Red Orach: A Delicious Plant For A Delicious Spring SoupBy Adina Dosan (adinamiti)
April 18, 2012
I've always wondered why the red orach soup reminds me of my grandparents and of old times. Maybe because they were cooking it so often when I was a child that I began to like it. too. Red orach soup is perfect for hot summer days; you can eat it cold, from the fridge and its sour taste will chill you a bit. Red orach, or Atriplex hortensis also known as French spinach, German Mountain Spinach, saltbush or Garden orache, is a hardy annual leaf vegetable. It is placed in the Amaranthaceae family the goosefoot subfamily; also placed by some botanists in the Chenopodiaceae family , same as spinach, beet and chard.  The name goosefoot comes from the plant's leaves which have the form of a goose's foot. The name of saltbush comes from the plant's tolerance to salty and alkaline soil. Its taste is similar to spinach, but it doesn't have the same nutritional value.
Red orach is originally from Asia and Europe and has been cultivated since ancient times. Initially it grew wild, the Atriplex ritens, but gardeneres have obtained more cultivars and varieties during the time, with a better taste and nutritional value. In Romania we have four orach varieties: red orach with red leaves - Atriplex hortensis var suber; with purple leaves; Atriplex hortensis var purpurea; with green leaves; Atriplex hortensis var. viridis; and yellow leaves - Atriplex hortensis var. luteus.,[4a]
Red orach can grow up to 6 feet tall, with a branching stem, leaves are soft, oblong, triangle and goosefoot shaped. Flowers are small, green or purple, according to the foliage's color.
Fruits are the same color and contain the seeds which are achenes type, meaning they are enclosed into a membrane which appears to be the seed itself.  Red orach are self-sown plants and they grow well in cooler conditions, same as spinach. Warmth hurries the blooming, instead of leaves growth. The seeds can be sown in early spring and the plant is harvested while it's still young, preferably in April. Another harvest can be started in August for late fall.
I have sown red orach seeds in my garden last September, but an unexpected freeze came and no plant popped out. Therefore I dug up the garden and waited for spring. Fortunately, this spring lots of red orach purplish plants sprouted on that bed from the seeds I had sown last fall.
Red orach's leaves are used for making a delicious sour soup, especially the purple ones which are more pleasant to sight, because it colors the soup in purple. The leaves are also used for an excellent spring salad.
Red orach sour soup recipe
- red orach leaves a large bowl full
- 2 tablespoons rice washed
- a few green onions
- 1 lemon
- 2 eggs
- 1 tablespoon vegetable oil (sunflower preferably)
Fill a gallon pot two-thirds full with water, bring to boil. Add washed rice and 1 teaspoon salt. Wash red orach leaves well and rip them off from the stem. Chop and add them to the soup when the water is boiling. Also chop and add the white part of the green onions to the soup.
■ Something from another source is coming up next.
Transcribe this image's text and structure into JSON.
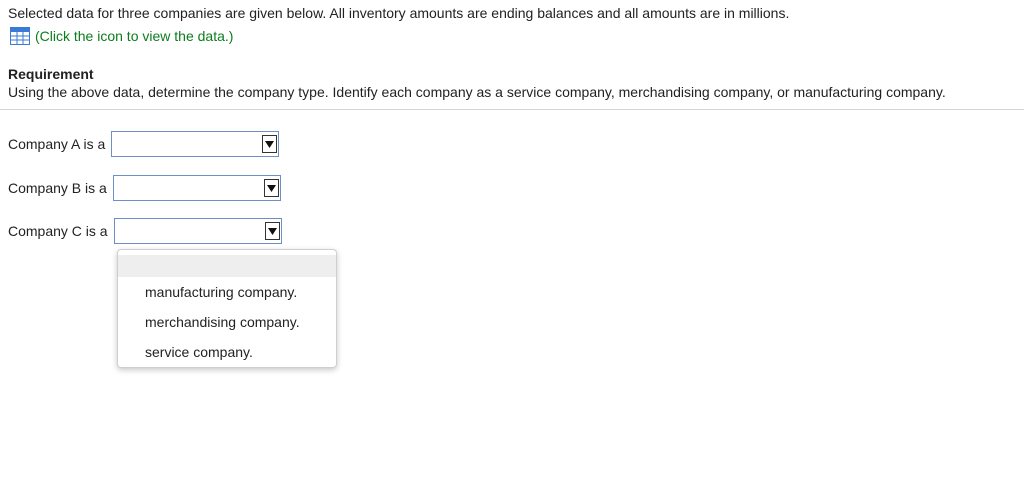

When the rice is cooked, add the onions' chopped green leaves, let it boil for another 5 minutes, then put the pot aside. Add the juice from a lemon and stir, then add chopped lovage. Make an omelet with the 2 eggs in vegetable oil, chop it and add it to the soup. We're usually using a special sour juice for souring our soups (instead of lemon), which we call "bors". It is a very healthy juice made of wheat waste and corn flour. It is very good for souring the soups or broths. I'm making my own "bors" as are many of us, here in Romania.
I hope I have convinced you about using red orach for cooking, but if you can't find it in your part of the world, you can always use letuce for this kind of soup, only it won't have the same color.